Specific strengthening and stretching exercises prescribed by a physiotherapist can reduce alignment exaggerations and reduce stresses around the knee cap. Weakness of the Gluteus Maximus and Gluteus Medius muscles may cause the thigh to fall inwards during running. Other issues include tight, shortened Calf, Rectus Femoris, Adductor Longus and Hamstring muscles. In addition to the exercises an orthotic can help improve the alignment issues.
What should you do if you suffer from Patellofemoral Pain Syndrome?
Aggravating activities such as running should be avoided. An alternative method of maintaining fitness during this period is running in water. This can be achieved using a Buoyancy Aid, but it is important that these exercises are pain free.
Ice Therapy can be effective to relieve the pain around the knee cap. Ice packs can be used for around 20 minutes every two hours. The Aircast Knee Cryo/Cuff can be used for the home treatment of knee pain. It provides continuous ice cold water and compression for six hours and significantly reduces knee pain and knee swelling.
What is IlioTibial Band Friction Syndrome?
IlioTibial Band Friction Syndrome is known as ‘Runner’s Knee’. IlioTibial Band Friction Syndrome can occur more often in women due to alignment differences that may predispose to this condition. The wider pelvis and squinted in knee posture, together with pronated feet may mean that there is increased stress on the outer part of the knee.

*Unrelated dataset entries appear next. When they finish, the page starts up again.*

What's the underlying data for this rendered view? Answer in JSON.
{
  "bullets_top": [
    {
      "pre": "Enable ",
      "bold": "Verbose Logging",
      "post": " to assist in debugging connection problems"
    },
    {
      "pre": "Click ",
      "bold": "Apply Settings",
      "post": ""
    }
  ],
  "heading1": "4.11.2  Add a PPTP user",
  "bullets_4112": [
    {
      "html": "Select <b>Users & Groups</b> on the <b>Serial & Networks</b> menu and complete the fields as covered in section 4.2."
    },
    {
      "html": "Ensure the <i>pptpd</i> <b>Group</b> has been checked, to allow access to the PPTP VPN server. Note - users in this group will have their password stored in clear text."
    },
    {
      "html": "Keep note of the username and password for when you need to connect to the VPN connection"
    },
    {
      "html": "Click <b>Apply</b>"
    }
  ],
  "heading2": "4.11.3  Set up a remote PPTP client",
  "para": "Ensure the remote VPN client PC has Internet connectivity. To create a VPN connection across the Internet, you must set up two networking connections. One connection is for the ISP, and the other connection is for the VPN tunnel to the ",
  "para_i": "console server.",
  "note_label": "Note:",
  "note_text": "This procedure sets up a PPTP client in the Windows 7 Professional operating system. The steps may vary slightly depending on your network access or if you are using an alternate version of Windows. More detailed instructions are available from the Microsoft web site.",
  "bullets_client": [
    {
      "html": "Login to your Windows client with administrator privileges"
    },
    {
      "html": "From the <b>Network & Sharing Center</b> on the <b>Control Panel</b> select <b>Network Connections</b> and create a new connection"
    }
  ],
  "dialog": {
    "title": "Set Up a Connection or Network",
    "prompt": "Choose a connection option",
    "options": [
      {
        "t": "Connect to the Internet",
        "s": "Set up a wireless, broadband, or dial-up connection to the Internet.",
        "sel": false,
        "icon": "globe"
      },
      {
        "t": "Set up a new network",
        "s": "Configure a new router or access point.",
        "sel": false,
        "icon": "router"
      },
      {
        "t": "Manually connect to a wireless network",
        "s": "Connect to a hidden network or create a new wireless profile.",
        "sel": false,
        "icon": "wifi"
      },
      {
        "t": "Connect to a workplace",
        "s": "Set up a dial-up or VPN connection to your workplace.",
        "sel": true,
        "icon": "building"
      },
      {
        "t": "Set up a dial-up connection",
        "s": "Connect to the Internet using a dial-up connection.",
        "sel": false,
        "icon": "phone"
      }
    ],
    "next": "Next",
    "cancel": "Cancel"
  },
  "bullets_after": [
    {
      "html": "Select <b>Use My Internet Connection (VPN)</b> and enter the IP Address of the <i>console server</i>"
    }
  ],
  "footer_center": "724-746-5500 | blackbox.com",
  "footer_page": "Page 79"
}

It produces pain on the outer-side of the knee joint, which may radiate up the thigh or down the outer-side of the shin. It is exacerbated by running and cycling. Usually, the knee pain from Runner’s Knee is only present during activity and settles during rest. However, in some cases pain can become present out of sports, especially when going up or down stairs.
What can you do to prevent it?
Runner’s Knee is an overuse condition that is aggravated by excessive running and cycling training, due to the IlioTibial Band rubbing against the outer part of the lower thigh bone during repetitive knee bending exercises. To prevent it make sure that you gradually increase your training load – there should be no sudden increases in workload as this can cause inflammation of the tissues.
The wider female pelvis and squinting in knee posture that this may produce can lead to inward rotation of the shin and increased pronation of the foot (uncontrolled lowering of the arch). This can lead to increased tension in the IlioTibial Band on the outer side of the thigh when running. Improving muscular control of the Gluteus Medius and Tensor Fascia Latae muscles may be helpful under the guidance of a physiotherapist. In addition an insole that supports the arch of the foot can help to control increased pronation.
What should you do if you suffer from IlioTibial Band Friction Syndrome?
IlioTibial Band Friction Syndrome is an inflammatory condition, so ice packs and Non-Steroidal Anti-Inflammatory medication (NSAIDs) prescribed by your doctor can be effective in the early stages.
Once the inflammation has settled down a physiotherapist can assess posture and lower limb alignment in order to give specific stretching and strengthening programme if these factors are thought to contribute to the problem.